The difference between the Getty's and Pisani-Dossi versions of the treatise are clearly evident, however, during the course of research and study of Fiore's treatise, it was prudent to study all three versions to ensure that a complete picture of the art was understood. There is not a 100% mapping between the techniques and plays depicted in the Pisan-Dossi with the Getty's version and therefore, a complete examination of the different versions was necessary.

There are four known versions of Fiore's work, so named by the collection the treatise resides.

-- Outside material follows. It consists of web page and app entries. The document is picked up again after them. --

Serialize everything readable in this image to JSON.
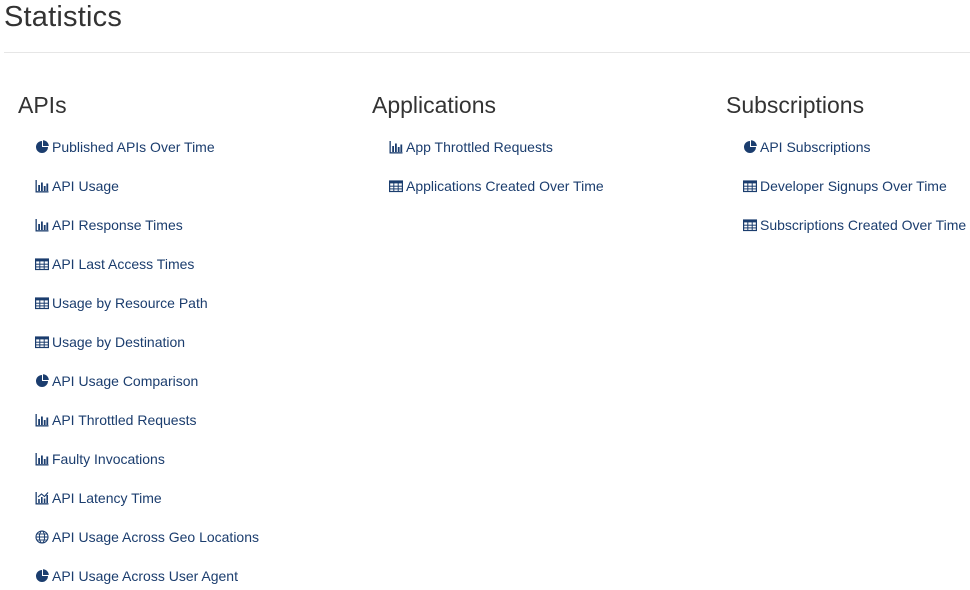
{
  "page": {
    "title": "Statistics"
  },
  "columns": [
    {
      "title": "APIs",
      "items": [
        {
          "label": "Published APIs Over Time",
          "icon": "pie-chart-icon"
        },
        {
          "label": "API Usage",
          "icon": "bar-chart-icon"
        },
        {
          "label": "API Response Times",
          "icon": "bar-chart-icon"
        },
        {
          "label": "API Last Access Times",
          "icon": "table-icon"
        },
        {
          "label": "Usage by Resource Path",
          "icon": "table-icon"
        },
        {
          "label": "Usage by Destination",
          "icon": "table-icon"
        },
        {
          "label": "API Usage Comparison",
          "icon": "pie-chart-icon"
        },
        {
          "label": "API Throttled Requests",
          "icon": "bar-chart-icon"
        },
        {
          "label": "Faulty Invocations",
          "icon": "bar-chart-icon"
        },
        {
          "label": "API Latency Time",
          "icon": "line-bar-chart-icon"
        },
        {
          "label": "API Usage Across Geo Locations",
          "icon": "globe-icon"
        },
        {
          "label": "API Usage Across User Agent",
          "icon": "pie-chart-icon"
        }
      ]
    },
    {
      "title": "Applications",
      "items": [
        {
          "label": "App Throttled Requests",
          "icon": "bar-chart-icon"
        },
        {
          "label": "Applications Created Over Time",
          "icon": "table-icon"
        }
      ]
    },
    {
      "title": "Subscriptions",
      "items": [
        {
          "label": "API Subscriptions",
          "icon": "pie-chart-icon"
        },
        {
          "label": "Developer Signups Over Time",
          "icon": "table-icon"
        },
        {
          "label": "Subscriptions Created Over Time",
          "icon": "table-icon"
        }
      ]
    }
  ],
  "colors": {
    "link": "#1b3d6e",
    "text": "#333333",
    "divider": "#e6e6e6"
  }
}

The four versions are:

  1. Fior di Battaglia, MS Ludwig XV13 (codice "GETTY") located in the J. Paul Getty Museum, Los Angeles, USA;
  2. Fior di Battaglia: MS M.383 (codice "MORGAN") - The Pierpont-Morgan Library, New York City, USA;
  3. Flos Duellatorum (Pisani-Dossi MS): F. Novati, Flos duellatorum: Il Fior di battaglia di maestro Fiore dei Liberi da Premariacco (Bergamo, 1902) (which is the source of this online presentation),
  4. Florius de arte luctandi: MSS LATIN 11269, Bibliothèque nationale de France (BnF).

AEMMA has both electronic and hard copies of the first three versions, including an original 1902 publication (F. Novati, Flos duellatorum: Il Fior di battaglia di maestro Fiore dei Liberi da Premariacco (Bergamo, 1902)) presented to AEMMA's founder, David M. Cvet as a gift by an official of the village of Premariacco, Friuli, Italy in 2005, and high-resolution digital images of the Getty's version purchased and acquired from the J. Paul Getty Museum, Los Angeles, USA, however, these high-resolution images remains available only internally at AEMMA for study due to restrictions of copyright enforced by the Getty Museum.

The study, examination and research of Fiore's treatises is an ongoing project and probably will never end. Enhanced interpretations, the application of the techniques described into practice and the validation of those techniques through their employment in fighting engagements will continue to enhance our understanding of this most detailed of martial art treatises.

Further details of a comparative analysis between the treatises can be read in an article entitled "A Brief Examination of Fiore dei Liberi's Treatises Flos Duellatorum & Fior di Battaglia" published in the Journal of Western Martial Art.

Overview | About Fiore | Comparative Analysis | Online and Printable Resources | Fiore Publications | Flos Duellatorum

Copyright © 2008 Academy of European Medieval Martial Arts (AEMMA)
Released: October 20, 1999 / Last updated: October 30, 2012